▼

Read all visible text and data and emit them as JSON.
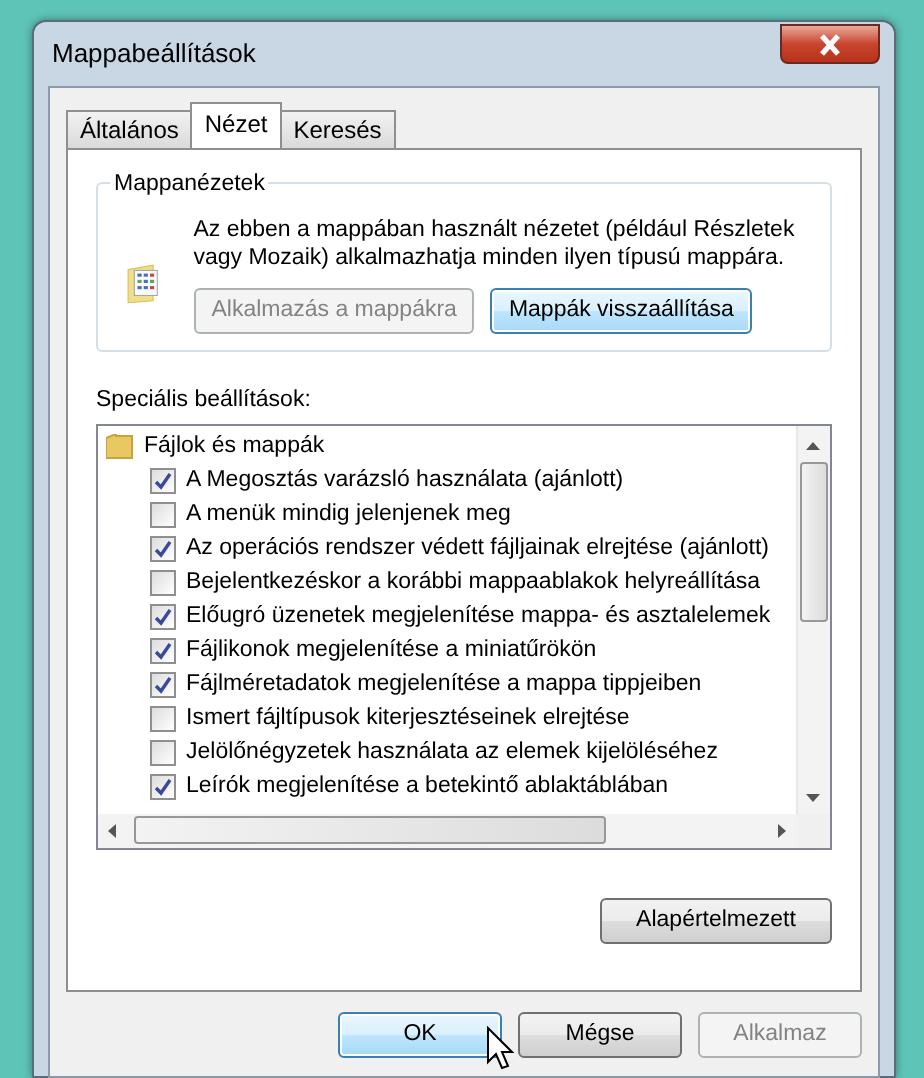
{
  "window": {
    "title": "Mappabeállítások"
  },
  "tabs": [
    {
      "label": "Általános",
      "selected": false
    },
    {
      "label": "Nézet",
      "selected": true
    },
    {
      "label": "Keresés",
      "selected": false
    }
  ],
  "folder_views": {
    "title": "Mappanézetek",
    "description": "Az ebben a mappában használt nézetet (például Részletek vagy Mozaik) alkalmazhatja minden ilyen típusú mappára.",
    "buttons": [
      {
        "label": "Alkalmazás a mappákra",
        "disabled": true,
        "highlighted": false
      },
      {
        "label": "Mappák visszaállítása",
        "disabled": false,
        "highlighted": true
      }
    ]
  },
  "advanced": {
    "label": "Speciális beállítások:",
    "tree": [
      {
        "kind": "folder",
        "label": "Fájlok és mappák",
        "children": [
          {
            "kind": "checkbox",
            "label": "A Megosztás varázsló használata (ajánlott)",
            "checked": true
          },
          {
            "kind": "checkbox",
            "label": "A menük mindig jelenjenek meg",
            "checked": false
          },
          {
            "kind": "checkbox",
            "label": "Az operációs rendszer védett fájljainak elrejtése (ajánlott)",
            "checked": true
          },
          {
            "kind": "checkbox",
            "label": "Bejelentkezéskor a korábbi mappaablakok helyreállítása",
            "checked": false
          },
          {
            "kind": "checkbox",
            "label": "Előugró üzenetek megjelenítése mappa- és asztalelemek",
            "checked": true
          },
          {
            "kind": "checkbox",
            "label": "Fájlikonok megjelenítése a miniatűrökön",
            "checked": true
          },
          {
            "kind": "checkbox",
            "label": "Fájlméretadatok megjelenítése a mappa tippjeiben",
            "checked": true
          },
          {
            "kind": "checkbox",
            "label": "Ismert fájltípusok kiterjesztéseinek elrejtése",
            "checked": false
          },
          {
            "kind": "checkbox",
            "label": "Jelölőnégyzetek használata az elemek kijelöléséhez",
            "checked": false
          },
          {
            "kind": "checkbox",
            "label": "Leírók megjelenítése a betekintő ablaktáblában",
            "checked": true
          }
        ]
      }
    ],
    "defaults_button": {
      "label": "Alapértelmezett",
      "disabled": false,
      "highlighted": false
    }
  },
  "buttons": [
    {
      "label": "OK",
      "disabled": false,
      "highlighted": true
    },
    {
      "label": "Mégse",
      "disabled": false,
      "highlighted": false
    },
    {
      "label": "Alkalmaz",
      "disabled": true,
      "highlighted": false
    }
  ]
}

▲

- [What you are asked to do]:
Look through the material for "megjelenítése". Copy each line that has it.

- [Task solution]:
            "label": "Előugró üzenetek megjelenítése mappa- és asztalelemek",
            "label": "Fájlikonok megjelenítése a miniatűrökön",
            "label": "Fájlméretadatok megjelenítése a mappa tippjeiben",
            "label": "Leírók megjelenítése a betekintő ablaktáblában",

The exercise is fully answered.